“In the church we want all to feel welcome, safe, valued, and there is room for questions but how we ask is as important as what we ask, we shouldn’t try to dictate to God what is right in this church”.

Church discipline is not the end of the world. The Deseret News published a story about six LDS members who made it back from various forms of Church discipline. The common denominators:

(1). The penitent valued a return to full fellowship and was fully repentant.

(2). The disciplinary councils played more of a pastoral than a judgmental role.

(3). All the council members cited in the story emphasized there was no command pressure from the General Authorities to decide on a particular outcome. This point has been disputed by some, most notably Denver Snuffer.

Thursday, June 19, 2014

Dissident LDS Blogger Rock Waterman's "Pure Mormonism" Too "Impure" For LDS Authorities According To New York Times Article

The rumors that dissident LDS blogger Rock Waterman, who edits the Pure Mormonism blog, is in trouble with his local Priesthood chain of command have been confirmed in a New York Times article entitled "Mormons Say Critical Online Comments Draw Threats From Church", published on June 18th, 2014. The New York Times has taken an interest in the latest round of prospective disciplinary actions against dissident Mormons like Kate Kelly and John Dehlin, and have now extended their scrutiny to Rock Waterman. Waterman defines "Pure Mormonism", under Joseph Smith's tutelage, as nothing less than pure Christianity, which is defined as love of God and love of neighbor; anything that does not endorse or amplify that love is considered mere religious baggage.

The money shot:

Rock Waterman, a retired innkeeper in California, writes a blog called Pure Mormonism, which attracts Mormons so orthodox that they believe their church is not sufficiently adhering to its own doctrines.

Last month [May 2014], Mr. Waterman posted a combative challenge addressed to one of the Mormon Church’s top leaders: "Stop making up your own rules and try preaching the Gospel of Christ for a change." [Ed. Note: This phrase appears in the post entitled "Vengeance And The Latter-Day Saint", under the paragraph heading "Mea Culpa"

Two days later, he said, he was summoned to a meeting with his bishop and told to either stop blogging or resign his church membership. If he did not resign he would face excommunication, he said the bishop told him, on orders from another official higher up — one of the church’s leaders known as an Area Seventy.

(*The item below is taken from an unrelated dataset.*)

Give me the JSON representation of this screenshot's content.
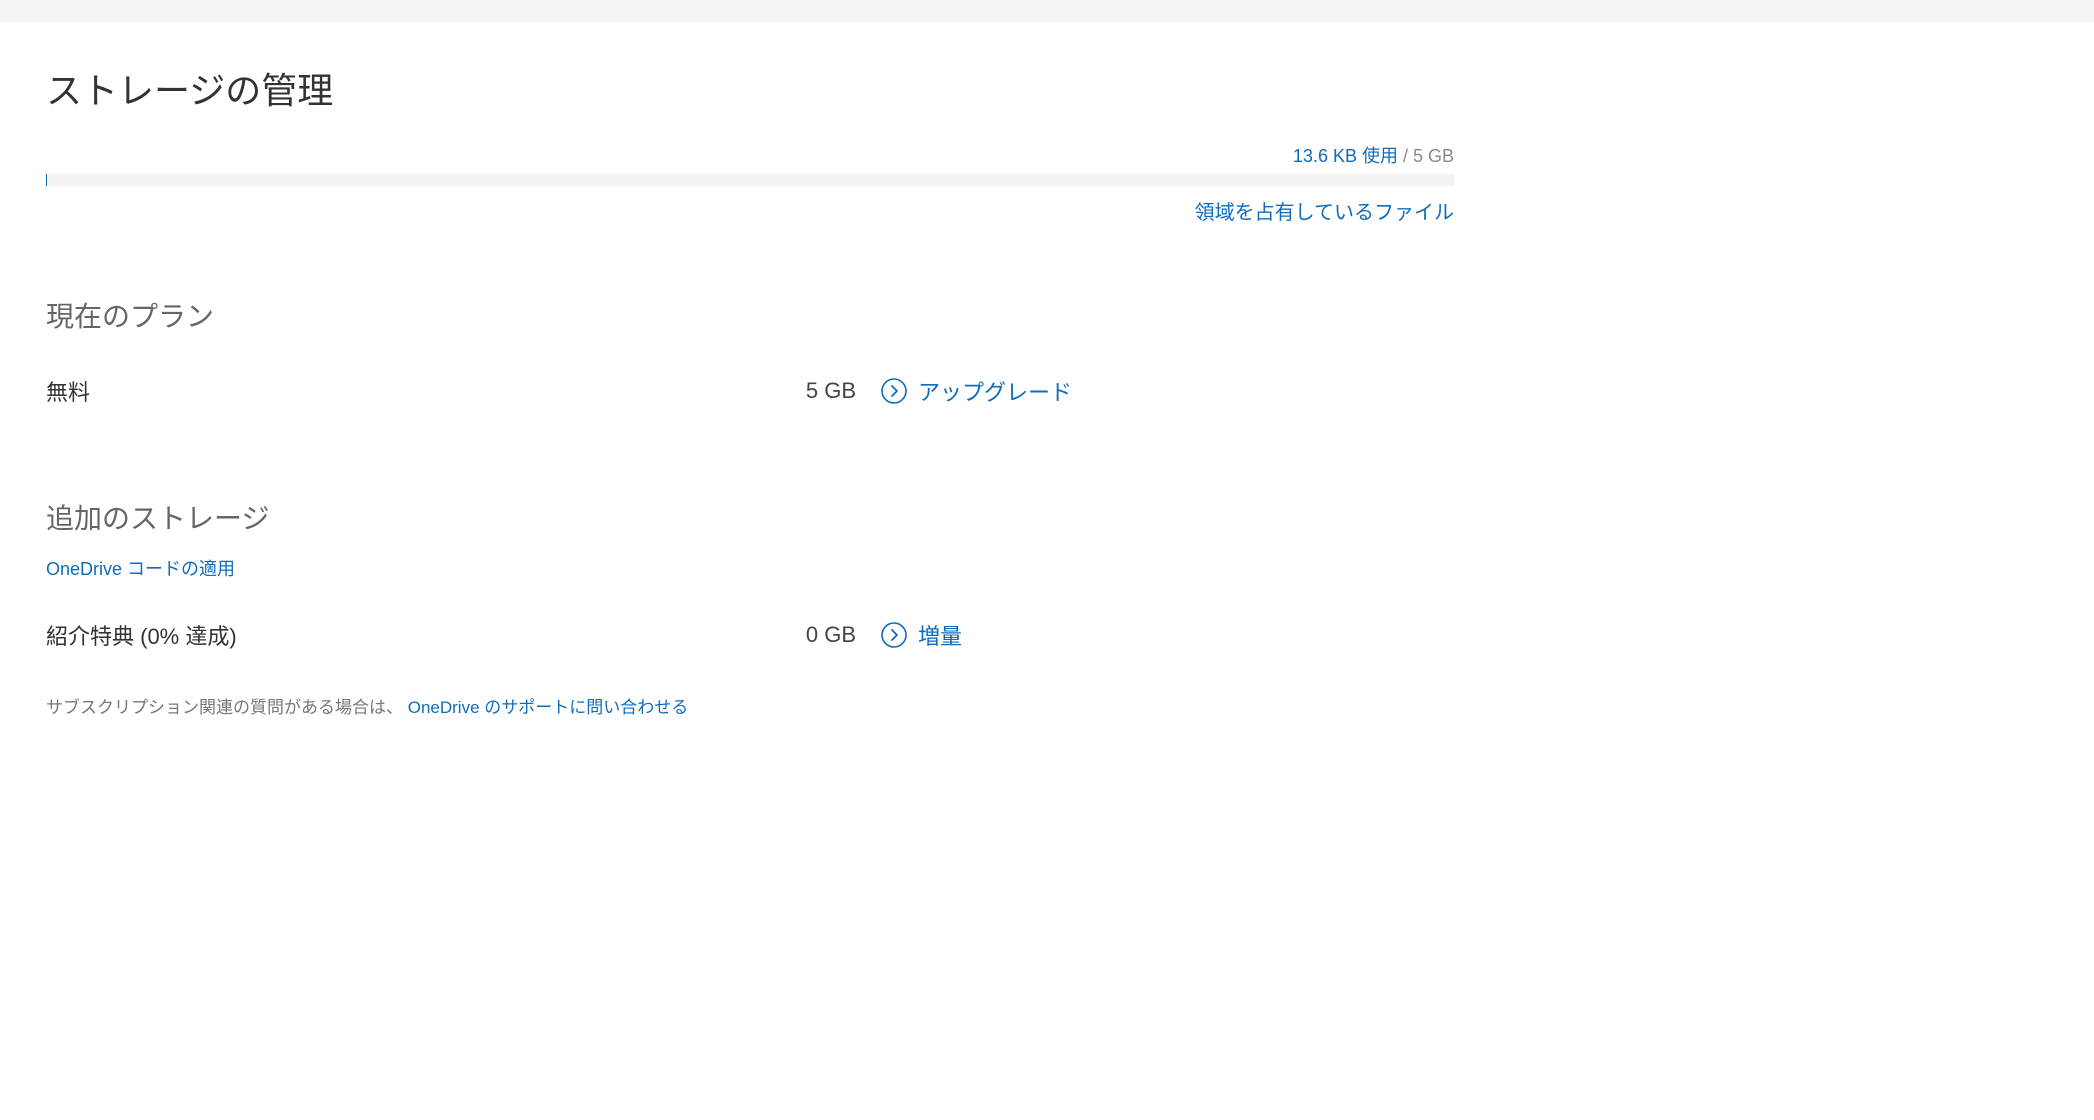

At the end of the article, the Times says Brother Waterman refuses to resign and is willing to face discipline, quoting him as saying "I’m not trying to get the church to change...I’m trying to get the church to abide by its doctrine".

In response to accusations that the LDS Church is trying to suppress free speech online, the Times recorded these statements by Michael Otterson, managing director of the church’s public affairs office, who appears to be concerned when LDS bloggers use discussion to recruit others for campaigns to change church doctrine or structure.

“There is no coordinated effort to tell local leaders to keep their members from blogging or discussing their questions online. On the contrary, church leaders have encouraged civil online dialogue and recognize that today it’s just part of how the world works.”

“When it goes so far as creating organized groups, staging public events to further a cause and creating literature for members to share in their local congregations, the church has to protect the integrity of its doctrine as well as other members from being misled.”

According to the Times, Rock Waterman is trying to get the church to abide by its doctrine. But is this always so? Perhaps in some cases, although he seems overly fond of hitting the Reset button back to Joseph Smith. But current LDS doctrine holds that consumption of beer is contrary to the Word of Wisdom. Nevertheless, in this post, Waterman suggests that D&C Section 89 verse 17 endorses beer because barely is O.K. for mild drinks.